The remarkable, articulated, silver, praying mantis pin was made by Ricky Boscarino.  The ceramic owl came out of a package of Red rose tea and the plastic rooster on wheels was brought to me from India.

Living with the owl is the owl butterfly (genus Caligo) displaying its underwings which imitate the bird so amazingly well.  The astral object near the bird's head is  the Owl Nebula which resides in the cup of the Big Dipper (Ursa Major).  Also depicted is the now obsolete constellation Noctua which was once placed at the end of the tail of the constellation Hydra.  Athene noctua is a small owl associated with the goddess Athena.  It is known to live on the Acropolis in Athens.
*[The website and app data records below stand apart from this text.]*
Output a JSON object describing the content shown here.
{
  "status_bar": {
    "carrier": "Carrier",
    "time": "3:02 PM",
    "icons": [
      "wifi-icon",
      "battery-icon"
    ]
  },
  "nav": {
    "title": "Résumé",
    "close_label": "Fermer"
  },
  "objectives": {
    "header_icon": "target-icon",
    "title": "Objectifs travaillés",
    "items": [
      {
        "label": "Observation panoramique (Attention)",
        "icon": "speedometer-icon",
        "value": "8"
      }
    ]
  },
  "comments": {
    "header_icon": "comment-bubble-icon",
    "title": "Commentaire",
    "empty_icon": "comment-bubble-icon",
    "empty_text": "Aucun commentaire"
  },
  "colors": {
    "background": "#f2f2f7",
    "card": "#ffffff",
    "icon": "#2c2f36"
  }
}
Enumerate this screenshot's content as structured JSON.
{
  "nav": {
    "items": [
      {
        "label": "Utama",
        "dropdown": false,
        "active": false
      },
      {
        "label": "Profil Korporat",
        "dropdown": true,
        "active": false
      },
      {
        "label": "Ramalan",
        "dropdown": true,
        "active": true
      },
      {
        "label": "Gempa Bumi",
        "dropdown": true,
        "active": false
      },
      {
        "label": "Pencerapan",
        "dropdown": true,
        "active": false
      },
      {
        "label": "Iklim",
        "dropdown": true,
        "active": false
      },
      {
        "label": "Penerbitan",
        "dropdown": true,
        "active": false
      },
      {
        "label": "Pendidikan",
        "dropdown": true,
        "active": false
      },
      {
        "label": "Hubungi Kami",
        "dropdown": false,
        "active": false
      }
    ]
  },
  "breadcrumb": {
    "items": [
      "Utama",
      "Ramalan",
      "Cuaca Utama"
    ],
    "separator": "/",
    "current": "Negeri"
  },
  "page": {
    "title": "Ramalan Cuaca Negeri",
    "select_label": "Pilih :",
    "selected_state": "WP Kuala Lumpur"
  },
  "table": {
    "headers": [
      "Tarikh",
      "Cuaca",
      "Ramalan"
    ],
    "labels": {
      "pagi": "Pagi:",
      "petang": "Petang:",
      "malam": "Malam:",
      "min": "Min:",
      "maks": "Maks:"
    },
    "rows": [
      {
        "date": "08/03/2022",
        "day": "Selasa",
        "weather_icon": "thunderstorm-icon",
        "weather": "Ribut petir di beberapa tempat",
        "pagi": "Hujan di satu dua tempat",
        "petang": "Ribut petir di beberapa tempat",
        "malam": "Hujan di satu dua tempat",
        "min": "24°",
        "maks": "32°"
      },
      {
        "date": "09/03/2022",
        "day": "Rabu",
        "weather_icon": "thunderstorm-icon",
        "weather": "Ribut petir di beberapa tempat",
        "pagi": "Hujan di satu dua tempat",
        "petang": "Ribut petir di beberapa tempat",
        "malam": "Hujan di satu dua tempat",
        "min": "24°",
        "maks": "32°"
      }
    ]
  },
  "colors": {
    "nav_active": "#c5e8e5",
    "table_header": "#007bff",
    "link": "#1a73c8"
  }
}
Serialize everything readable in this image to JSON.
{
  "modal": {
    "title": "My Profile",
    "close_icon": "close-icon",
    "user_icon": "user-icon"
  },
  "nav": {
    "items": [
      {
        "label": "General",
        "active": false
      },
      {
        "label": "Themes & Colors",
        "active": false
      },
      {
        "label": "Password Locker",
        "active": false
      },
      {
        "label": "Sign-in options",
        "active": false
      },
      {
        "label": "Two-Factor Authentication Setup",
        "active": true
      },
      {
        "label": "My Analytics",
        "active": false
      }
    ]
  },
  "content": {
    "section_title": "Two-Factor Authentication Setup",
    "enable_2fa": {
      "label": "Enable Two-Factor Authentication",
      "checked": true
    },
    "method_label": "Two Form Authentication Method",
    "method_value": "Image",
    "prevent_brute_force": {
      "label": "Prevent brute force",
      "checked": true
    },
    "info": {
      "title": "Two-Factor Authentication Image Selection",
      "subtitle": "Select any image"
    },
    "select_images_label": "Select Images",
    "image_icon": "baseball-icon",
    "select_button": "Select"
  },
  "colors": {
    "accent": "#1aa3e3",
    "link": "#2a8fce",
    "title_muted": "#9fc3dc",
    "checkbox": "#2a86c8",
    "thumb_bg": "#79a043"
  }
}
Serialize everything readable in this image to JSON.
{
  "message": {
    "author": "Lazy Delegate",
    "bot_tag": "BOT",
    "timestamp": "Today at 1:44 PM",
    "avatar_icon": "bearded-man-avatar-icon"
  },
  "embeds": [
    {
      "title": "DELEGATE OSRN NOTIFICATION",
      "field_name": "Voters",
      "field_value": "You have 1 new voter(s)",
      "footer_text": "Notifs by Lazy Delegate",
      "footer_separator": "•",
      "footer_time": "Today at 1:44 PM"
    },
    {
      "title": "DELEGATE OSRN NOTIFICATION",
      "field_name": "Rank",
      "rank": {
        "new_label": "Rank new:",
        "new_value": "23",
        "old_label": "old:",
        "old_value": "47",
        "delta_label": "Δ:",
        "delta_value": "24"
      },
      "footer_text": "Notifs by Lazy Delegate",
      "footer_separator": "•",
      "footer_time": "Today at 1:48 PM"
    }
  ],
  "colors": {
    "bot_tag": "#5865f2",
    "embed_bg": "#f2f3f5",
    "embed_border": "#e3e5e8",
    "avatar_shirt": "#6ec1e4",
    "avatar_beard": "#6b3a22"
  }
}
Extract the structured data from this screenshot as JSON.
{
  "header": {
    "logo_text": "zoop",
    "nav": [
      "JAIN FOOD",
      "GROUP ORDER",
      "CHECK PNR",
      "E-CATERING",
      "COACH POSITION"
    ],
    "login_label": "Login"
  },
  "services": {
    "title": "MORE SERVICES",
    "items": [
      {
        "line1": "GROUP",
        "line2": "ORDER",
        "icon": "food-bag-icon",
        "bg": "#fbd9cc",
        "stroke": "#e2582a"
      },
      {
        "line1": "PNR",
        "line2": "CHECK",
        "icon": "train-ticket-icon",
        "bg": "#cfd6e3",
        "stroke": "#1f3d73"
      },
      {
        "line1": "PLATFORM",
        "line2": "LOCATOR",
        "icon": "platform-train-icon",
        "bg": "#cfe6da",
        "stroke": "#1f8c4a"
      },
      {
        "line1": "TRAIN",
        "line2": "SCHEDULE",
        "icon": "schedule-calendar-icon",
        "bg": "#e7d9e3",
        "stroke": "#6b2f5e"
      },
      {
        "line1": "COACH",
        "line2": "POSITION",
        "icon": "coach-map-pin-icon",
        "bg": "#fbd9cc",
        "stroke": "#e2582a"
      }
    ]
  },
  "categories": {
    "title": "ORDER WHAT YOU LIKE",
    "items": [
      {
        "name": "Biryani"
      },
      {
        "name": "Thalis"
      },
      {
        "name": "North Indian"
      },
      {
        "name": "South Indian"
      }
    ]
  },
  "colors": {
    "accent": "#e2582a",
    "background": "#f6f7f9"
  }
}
This drawing is the second in the series of the Life of Birds and Insects.

Wednesday, January 29, 2014


"Before we invented civilization our ancestors lived mainly in the open under the sky.  Before we devised artificial lights and atmospheric pollution and modern forms of nocturnal entertainment we watched the stars."

Carl Sagan

A Marbled Godwit and a Whimbrel, shore birds native to Michigan, stand rapt in wonder, watching the night sky.  It is their theater.  The darkness is filled not only with stars but birds and butterflies that aspire to be equally as beautiful.  This is part of the Life of Birds and Insects.

A companion drawing - Theater of Insects. The title is taken from a book published in 1634 - a work generally credited to Thomas Mofet but actually inherited and completed by him.  Mofet did not see its publication as  that final step came 30 years after his death. In this drawing there is the addition of the Moonflower which is a botanical pretender to the night sky.